◆ Aim of the exercise: Would you copy the entries that follow exactly, leaving out every picture?

::: Working data :::

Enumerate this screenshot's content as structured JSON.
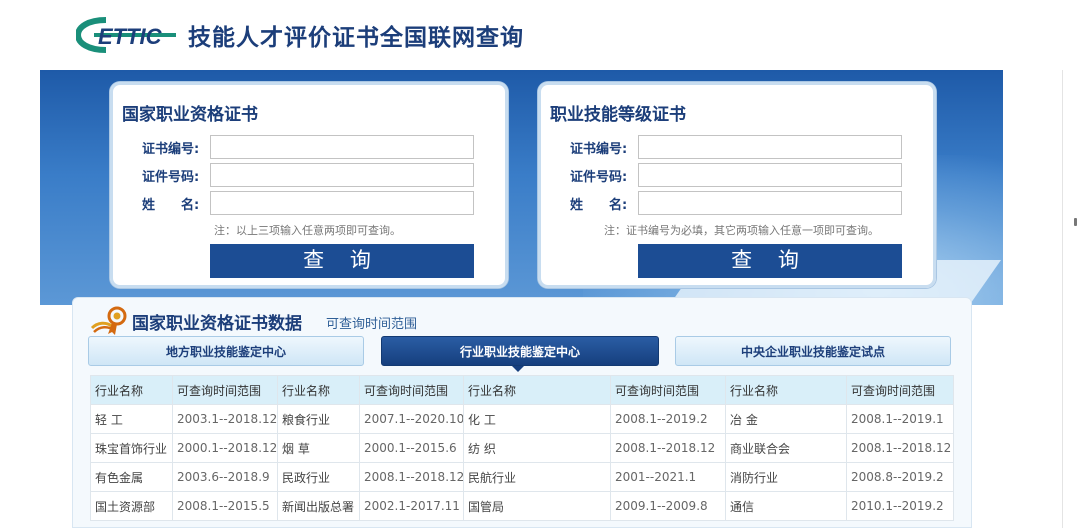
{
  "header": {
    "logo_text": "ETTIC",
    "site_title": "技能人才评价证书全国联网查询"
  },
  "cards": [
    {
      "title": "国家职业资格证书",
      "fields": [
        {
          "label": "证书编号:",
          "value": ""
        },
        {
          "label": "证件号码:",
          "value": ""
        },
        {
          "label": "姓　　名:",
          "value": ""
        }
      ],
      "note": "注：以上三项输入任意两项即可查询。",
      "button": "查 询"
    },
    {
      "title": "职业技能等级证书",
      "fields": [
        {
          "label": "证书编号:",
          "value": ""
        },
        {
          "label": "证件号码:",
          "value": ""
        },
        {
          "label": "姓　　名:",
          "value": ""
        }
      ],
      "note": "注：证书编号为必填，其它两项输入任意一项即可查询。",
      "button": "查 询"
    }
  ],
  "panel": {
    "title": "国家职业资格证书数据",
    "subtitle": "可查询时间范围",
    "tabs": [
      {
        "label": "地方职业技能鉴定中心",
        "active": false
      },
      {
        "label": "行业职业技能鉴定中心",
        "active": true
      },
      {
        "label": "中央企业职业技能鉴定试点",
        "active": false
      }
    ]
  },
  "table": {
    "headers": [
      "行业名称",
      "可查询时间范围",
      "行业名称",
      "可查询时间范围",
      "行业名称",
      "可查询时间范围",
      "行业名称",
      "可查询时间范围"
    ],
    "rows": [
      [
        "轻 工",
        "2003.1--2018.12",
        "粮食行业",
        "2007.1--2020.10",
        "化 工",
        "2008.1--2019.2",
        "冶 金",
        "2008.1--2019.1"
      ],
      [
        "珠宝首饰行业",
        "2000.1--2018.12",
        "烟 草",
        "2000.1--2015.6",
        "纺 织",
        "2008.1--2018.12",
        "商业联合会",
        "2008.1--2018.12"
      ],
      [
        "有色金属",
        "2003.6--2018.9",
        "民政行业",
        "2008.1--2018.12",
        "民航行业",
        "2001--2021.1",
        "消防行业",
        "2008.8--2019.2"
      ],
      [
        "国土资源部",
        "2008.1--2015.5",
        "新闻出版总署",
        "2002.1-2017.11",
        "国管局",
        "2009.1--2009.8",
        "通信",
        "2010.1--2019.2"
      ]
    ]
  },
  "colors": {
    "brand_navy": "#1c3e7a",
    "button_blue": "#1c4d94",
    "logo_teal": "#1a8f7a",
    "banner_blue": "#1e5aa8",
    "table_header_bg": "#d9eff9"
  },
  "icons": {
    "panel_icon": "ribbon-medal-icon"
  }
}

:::

◆ Exercise result:
Enumerate this screenshot's content as structured JSON.
{
  "header": {
    "logo_text": "ETTIC",
    "site_title": "技能人才评价证书全国联网查询"
  },
  "cards": [
    {
      "title": "国家职业资格证书",
      "fields": [
        {
          "label": "证书编号:",
          "value": ""
        },
        {
          "label": "证件号码:",
          "value": ""
        },
        {
          "label": "姓　　名:",
          "value": ""
        }
      ],
      "note": "注：以上三项输入任意两项即可查询。",
      "button": "查 询"
    },
    {
      "title": "职业技能等级证书",
      "fields": [
        {
          "label": "证书编号:",
          "value": ""
        },
        {
          "label": "证件号码:",
          "value": ""
        },
        {
          "label": "姓　　名:",
          "value": ""
        }
      ],
      "note": "注：证书编号为必填，其它两项输入任意一项即可查询。",
      "button": "查 询"
    }
  ],
  "panel": {
    "title": "国家职业资格证书数据",
    "subtitle": "可查询时间范围",
    "tabs": [
      {
        "label": "地方职业技能鉴定中心",
        "active": false
      },
      {
        "label": "行业职业技能鉴定中心",
        "active": true
      },
      {
        "label": "中央企业职业技能鉴定试点",
        "active": false
      }
    ]
  },
  "table": {
    "headers": [
      "行业名称",
      "可查询时间范围",
      "行业名称",
      "可查询时间范围",
      "行业名称",
      "可查询时间范围",
      "行业名称",
      "可查询时间范围"
    ],
    "rows": [
      [
        "轻 工",
        "2003.1--2018.12",
        "粮食行业",
        "2007.1--2020.10",
        "化 工",
        "2008.1--2019.2",
        "冶 金",
        "2008.1--2019.1"
      ],
      [
        "珠宝首饰行业",
        "2000.1--2018.12",
        "烟 草",
        "2000.1--2015.6",
        "纺 织",
        "2008.1--2018.12",
        "商业联合会",
        "2008.1--2018.12"
      ],
      [
        "有色金属",
        "2003.6--2018.9",
        "民政行业",
        "2008.1--2018.12",
        "民航行业",
        "2001--2021.1",
        "消防行业",
        "2008.8--2019.2"
      ],
      [
        "国土资源部",
        "2008.1--2015.5",
        "新闻出版总署",
        "2002.1-2017.11",
        "国管局",
        "2009.1--2009.8",
        "通信",
        "2010.1--2019.2"
      ]
    ]
  },
  "colors": {
    "brand_navy": "#1c3e7a",
    "button_blue": "#1c4d94",
    "logo_teal": "#1a8f7a",
    "banner_blue": "#1e5aa8",
    "table_header_bg": "#d9eff9"
  },
  "icons": {
    "panel_icon": "ribbon-medal-icon"
  }
}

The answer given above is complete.